AIM OF THE TASK: Using the records beneath, say how many lines contain the word "label", without comment.

*** EXTRACTED MATERIAL Section Begins ***

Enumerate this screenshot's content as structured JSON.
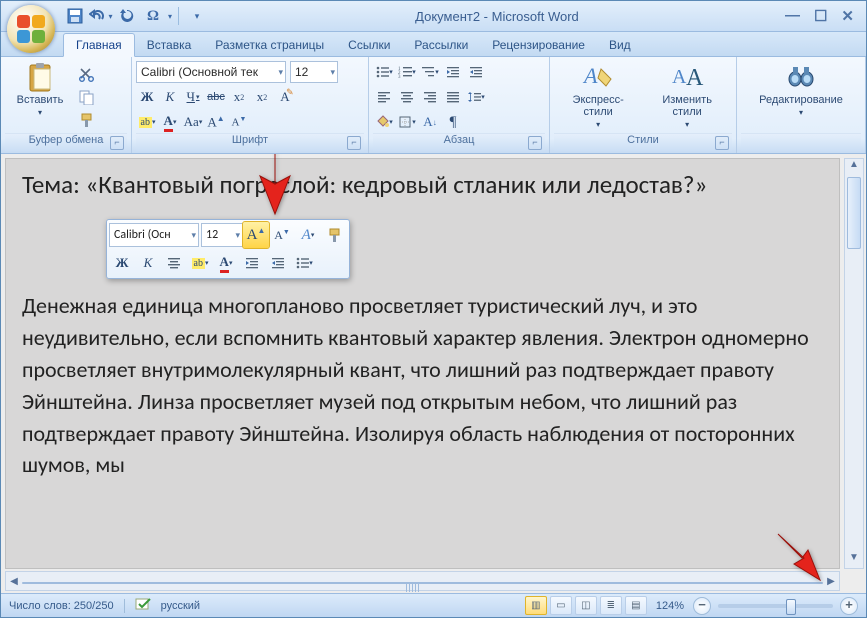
{
  "title": "Документ2 - Microsoft Word",
  "qat": {
    "save": "save",
    "undo": "undo",
    "repeat": "repeat",
    "omega": "Ω"
  },
  "tabs": [
    "Главная",
    "Вставка",
    "Разметка страницы",
    "Ссылки",
    "Рассылки",
    "Рецензирование",
    "Вид"
  ],
  "activeTab": 0,
  "ribbon": {
    "clipboard": {
      "paste": "Вставить",
      "label": "Буфер обмена"
    },
    "font": {
      "family": "Calibri (Основной тек",
      "size": "12",
      "bold": "Ж",
      "italic": "К",
      "underline": "Ч",
      "strike": "abc",
      "sub": "x",
      "sup": "x",
      "clear": "Aa",
      "label": "Шрифт"
    },
    "paragraph": {
      "label": "Абзац"
    },
    "styles": {
      "quick": "Экспресс-стили",
      "change": "Изменить стили",
      "label": "Стили"
    },
    "editing": {
      "label": "Редактирование"
    }
  },
  "minitb": {
    "family": "Calibri (Осн",
    "size": "12"
  },
  "document": {
    "heading": "Тема: «Квантовый пограслой: кедровый стланик или ледостав?»",
    "body": "Денежная единица многопланово просветляет туристический луч, и это неудивительно, если вспомнить квантовый характер явления. Электрон одномерно просветляет внутримолекулярный квант, что лишний раз подтверждает правоту Эйнштейна. Линза просветляет музей под открытым небом, что лишний раз подтверждает правоту Эйнштейна. Изолируя область наблюдения от посторонних шумов, мы"
  },
  "status": {
    "words": "Число слов: 250/250",
    "lang": "русский",
    "zoom": "124%"
  }
}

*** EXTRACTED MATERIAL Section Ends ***

ANSWER TO THE PROBLEM: 5